According to the document, investigators believed that Brown had been storing the drugs inside either his Elizabeth City home or a pair of vehicles.

The deputies also reportedly had two arrest warrants for Brown on drug-related charges. Pasquotank County Sheriff Tommy Wooten has said that multiple deputies discharged their firearms at the scene. All seven of the deputies that were present are on leave while the North Carolina State Bureau of Investigation looks into Brown’s killing.

Eyewitnesses have claimed Brown attempted to get in his car and drive away. Brown was then shot multiple times. However, body camera footage of the fatal incident has yet to be released.

Wooten said in a videotaped statement over the weekend that his office didn’t have the power to release the footage to the public.

Under North Carolina law, police body camera footage can only be released with a court order, but it does permit the video to be shown privately to a victim’s family.

The sheriff’s office — separate from the city’s police department — and local officials both signaled they’d be filing for public release of the footage as early as Monday.

Brown’s family was supposed to view the video at 11:30 a.m. local time, but that has been delayed while officials work on blurring out people’s faces so as to not interfere with the ongoing investigation.

“It’s so very important that we have transparency, because if we don’t have transparency, we can never get to accountability, and if we never get to accountability, we can get to healing and trust," Crump, who has represented the families of Floyd, Breonna Taylor and Jacob Blake, said.

“What is it on this video that is so damning that you would risk your career and risk losing your job so the people can't see the video? What is it?” he asked.

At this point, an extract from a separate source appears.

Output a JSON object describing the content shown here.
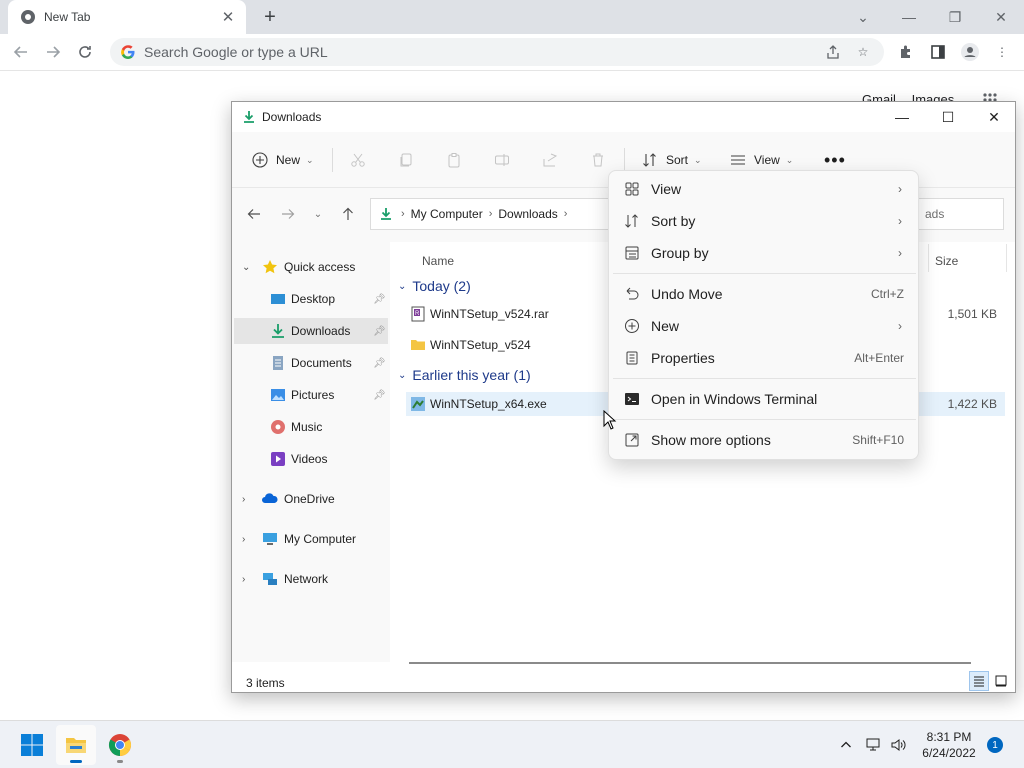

Earlier on Monday, Elizabeth City officials declared an official state of emergency ahead of anticipated protests and unrest over the footage.

--Updated at 2:14 p.m.